Lines below containing the word "this" should be copied out.

Interface dataset entries

##############################

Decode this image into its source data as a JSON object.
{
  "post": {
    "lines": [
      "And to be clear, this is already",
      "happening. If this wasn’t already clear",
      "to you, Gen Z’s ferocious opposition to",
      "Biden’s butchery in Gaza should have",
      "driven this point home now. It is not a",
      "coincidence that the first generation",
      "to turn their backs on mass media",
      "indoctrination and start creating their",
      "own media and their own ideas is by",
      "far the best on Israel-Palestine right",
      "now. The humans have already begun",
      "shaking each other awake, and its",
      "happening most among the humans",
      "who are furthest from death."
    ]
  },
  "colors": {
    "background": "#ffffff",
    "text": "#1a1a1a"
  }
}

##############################

» **Result below**:
Decode this image into its source data as a JSON object.
      "And to be clear, this is already",
      "happening. If this wasn’t already clear",
      "driven this point home now. It is not a",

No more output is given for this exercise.